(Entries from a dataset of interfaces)
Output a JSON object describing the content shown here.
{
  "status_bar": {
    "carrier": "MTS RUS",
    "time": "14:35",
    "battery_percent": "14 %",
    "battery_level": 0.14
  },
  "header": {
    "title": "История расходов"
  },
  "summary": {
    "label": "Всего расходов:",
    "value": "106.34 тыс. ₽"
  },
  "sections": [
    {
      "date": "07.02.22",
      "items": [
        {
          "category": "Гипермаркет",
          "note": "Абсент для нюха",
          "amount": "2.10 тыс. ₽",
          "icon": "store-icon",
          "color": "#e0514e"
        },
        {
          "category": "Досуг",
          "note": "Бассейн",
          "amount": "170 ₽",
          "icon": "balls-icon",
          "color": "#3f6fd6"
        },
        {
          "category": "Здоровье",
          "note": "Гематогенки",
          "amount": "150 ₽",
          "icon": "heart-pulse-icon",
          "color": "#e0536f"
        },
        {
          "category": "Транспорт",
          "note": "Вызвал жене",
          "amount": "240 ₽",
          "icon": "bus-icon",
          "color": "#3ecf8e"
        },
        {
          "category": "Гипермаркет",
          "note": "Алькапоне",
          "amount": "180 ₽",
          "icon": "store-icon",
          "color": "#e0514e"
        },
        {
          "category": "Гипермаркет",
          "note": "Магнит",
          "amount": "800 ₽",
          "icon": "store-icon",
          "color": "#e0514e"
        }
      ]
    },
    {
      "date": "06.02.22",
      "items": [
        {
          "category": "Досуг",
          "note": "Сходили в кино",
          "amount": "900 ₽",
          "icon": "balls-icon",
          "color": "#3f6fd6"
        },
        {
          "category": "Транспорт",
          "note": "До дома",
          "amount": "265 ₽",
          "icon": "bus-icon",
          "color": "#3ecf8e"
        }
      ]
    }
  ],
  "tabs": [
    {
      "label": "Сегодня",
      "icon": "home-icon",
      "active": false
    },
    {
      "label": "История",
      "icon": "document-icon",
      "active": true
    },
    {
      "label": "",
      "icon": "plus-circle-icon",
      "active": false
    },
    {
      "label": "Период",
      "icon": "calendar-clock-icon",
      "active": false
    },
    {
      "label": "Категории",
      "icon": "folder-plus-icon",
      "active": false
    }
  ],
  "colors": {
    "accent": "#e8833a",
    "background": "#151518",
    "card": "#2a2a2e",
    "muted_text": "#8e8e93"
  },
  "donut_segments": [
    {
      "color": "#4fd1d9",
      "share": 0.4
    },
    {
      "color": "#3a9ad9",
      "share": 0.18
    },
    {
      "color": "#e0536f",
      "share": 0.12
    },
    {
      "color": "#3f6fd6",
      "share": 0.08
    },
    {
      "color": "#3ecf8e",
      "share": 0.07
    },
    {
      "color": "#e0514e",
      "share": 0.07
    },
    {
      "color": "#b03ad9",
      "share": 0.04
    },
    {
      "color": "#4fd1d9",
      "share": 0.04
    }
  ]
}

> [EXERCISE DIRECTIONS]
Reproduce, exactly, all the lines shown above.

> [RESULT]
Output a JSON object describing the content shown here.
{
  "status_bar": {
    "carrier": "MTS RUS",
    "time": "14:35",
    "battery_percent": "14 %",
    "battery_level": 0.14
  },
  "header": {
    "title": "История расходов"
  },
  "summary": {
    "label": "Всего расходов:",
    "value": "106.34 тыс. ₽"
  },
  "sections": [
    {
      "date": "07.02.22",
      "items": [
        {
          "category": "Гипермаркет",
          "note": "Абсент для нюха",
          "amount": "2.10 тыс. ₽",
          "icon": "store-icon",
          "color": "#e0514e"
        },
        {
          "category": "Досуг",
          "note": "Бассейн",
          "amount": "170 ₽",
          "icon": "balls-icon",
          "color": "#3f6fd6"
        },
        {
          "category": "Здоровье",
          "note": "Гематогенки",
          "amount": "150 ₽",
          "icon": "heart-pulse-icon",
          "color": "#e0536f"
        },
        {
          "category": "Транспорт",
          "note": "Вызвал жене",
          "amount": "240 ₽",
          "icon": "bus-icon",
          "color": "#3ecf8e"
        },
        {
          "category": "Гипермаркет",
          "note": "Алькапоне",
          "amount": "180 ₽",
          "icon": "store-icon",
          "color": "#e0514e"
        },
        {
          "category": "Гипермаркет",
          "note": "Магнит",
          "amount": "800 ₽",
          "icon": "store-icon",
          "color": "#e0514e"
        }
      ]
    },
    {
      "date": "06.02.22",
      "items": [
        {
          "category": "Досуг",
          "note": "Сходили в кино",
          "amount": "900 ₽",
          "icon": "balls-icon",
          "color": "#3f6fd6"
        },
        {
          "category": "Транспорт",
          "note": "До дома",
          "amount": "265 ₽",
          "icon": "bus-icon",
          "color": "#3ecf8e"
        }
      ]
    }
  ],
  "tabs": [
    {
      "label": "Сегодня",
      "icon": "home-icon",
      "active": false
    },
    {
      "label": "История",
      "icon": "document-icon",
      "active": true
    },
    {
      "label": "",
      "icon": "plus-circle-icon",
      "active": false
    },
    {
      "label": "Период",
      "icon": "calendar-clock-icon",
      "active": false
    },
    {
      "label": "Категории",
      "icon": "folder-plus-icon",
      "active": false
    }
  ],
  "colors": {
    "accent": "#e8833a",
    "background": "#151518",
    "card": "#2a2a2e",
    "muted_text": "#8e8e93"
  },
  "donut_segments": [
    {
      "color": "#4fd1d9",
      "share": 0.4
    },
    {
      "color": "#3a9ad9",
      "share": 0.18
    },
    {
      "color": "#e0536f",
      "share": 0.12
    },
    {
      "color": "#3f6fd6",
      "share": 0.08
    },
    {
      "color": "#3ecf8e",
      "share": 0.07
    },
    {
      "color": "#e0514e",
      "share": 0.07
    },
    {
      "color": "#b03ad9",
      "share": 0.04
    },
    {
      "color": "#4fd1d9",
      "share": 0.04
    }
  ]
}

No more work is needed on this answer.